“These places are always at once both local and universal,” said Orsi, explaining that Marian apparitions often speak in the regional language, but that Marian devotions are all-inclusive.

Initially, Orsi said, the sites of the apparitions “capture the world’s attention because of their drama.”

But after the apparitions are over and the shrines are built, “they become places for friendship, for travel, for families, for support, for encouragement, for hoping, for dealing with despair and disappointment. They’re really rich sites of relationships,” Orsi said, explaining that the sites can also have political, nationalist and medical meanings.

While the sites of Marian apparitions “help inculcate a Catholic consciousness or a Catholic imaginary” and “increase piety and devotion,” Orsi said they can prove “complicated” for ecclesiastical authorities because “there’s a power to these sites” that can go beyond their control.
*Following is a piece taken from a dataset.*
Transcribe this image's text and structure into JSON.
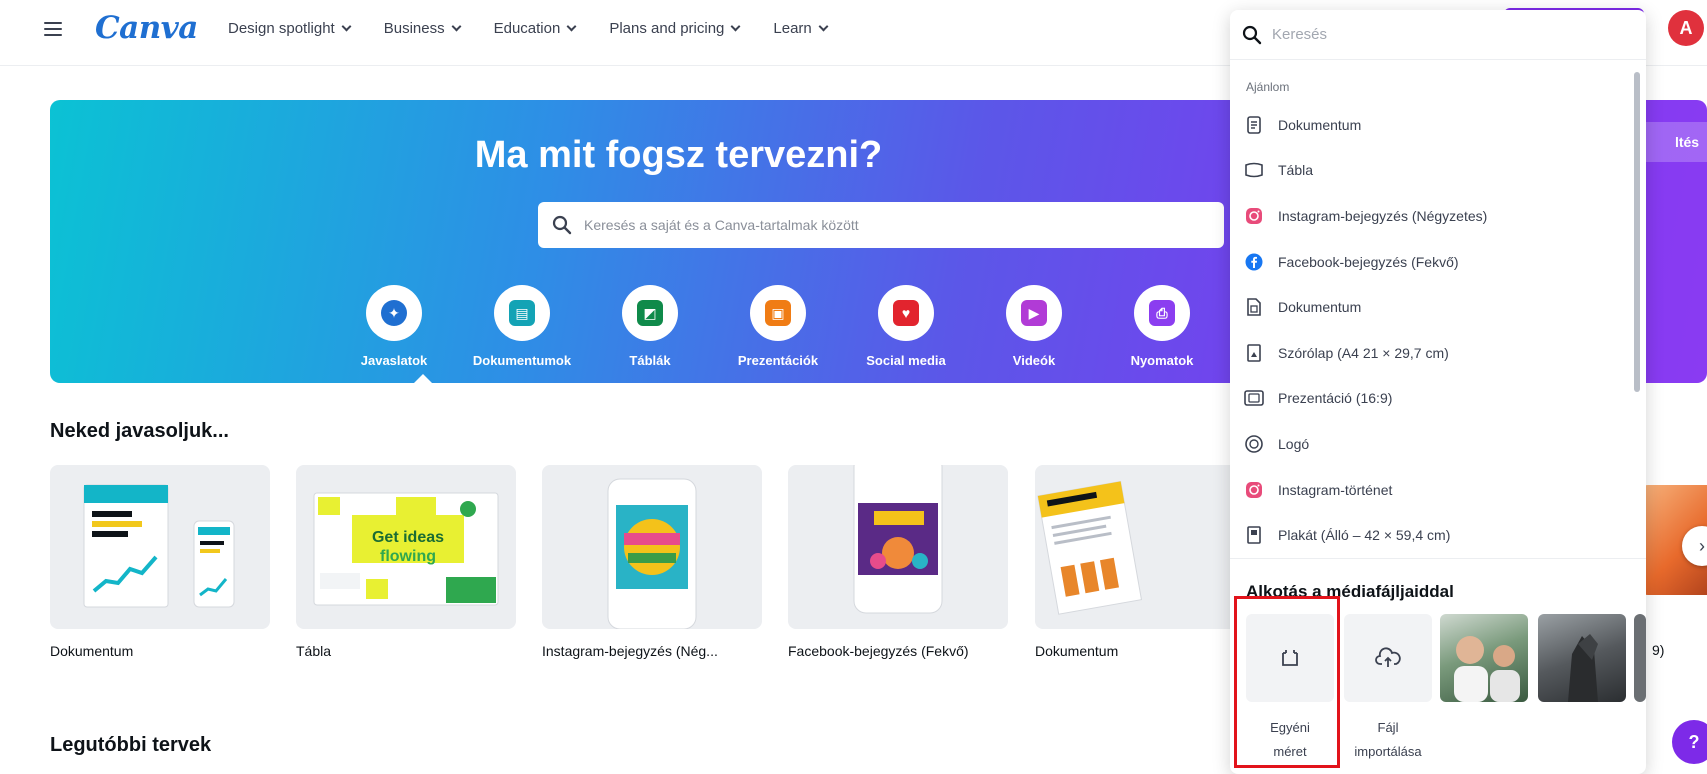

Joseph Laycock, an assistant professor of religious studies at Texas State University, agrees the sites pose a particular conundrum for the institutional church. “Private revelation is always a threat to the authority of the magisterium and the authority of the church,” said Laycock, who has studied Lueken in depth. “On the other hand, it’s also very precious to Catholic tradition.”

Pilgrims gather outside the Basilica of Guadalupe on her feast day in Mexico City, early Tuesday, Dec. 12, 2023. Devotees of Our Lady of Guadalupe gather for one of the world's largest religious pilgrimages on the anniversary of one of several apparitions of the Virgin Mary witnessed by an Indigenous Mexican man named Juan Diego in 1531. (AP Photo/Marco Ugarte)

Pilgrims gather outside the Basilica of Guadalupe on her feast day in Mexico City, Dec. 12, 2023. Devotees of Our Lady of Guadalupe gather for one of the world’s largest religious pilgrimages on the anniversary of one of several apparitions of the Virgin Mary witnessed by an Indigenous Mexican man named Juan Diego in 1531. (AP Photo/Marco Ugarte)

After the Second Vatican Council ended in 1965 and led to a host of reforms in the church, “there was kind of a spike of interest in Marian apparitions because a lot of traditionalist Catholics felt the church had kind of turned its back on tradition,” said Laycock. “That’s why in 1978, the church had to finally make some more specific guidelines.”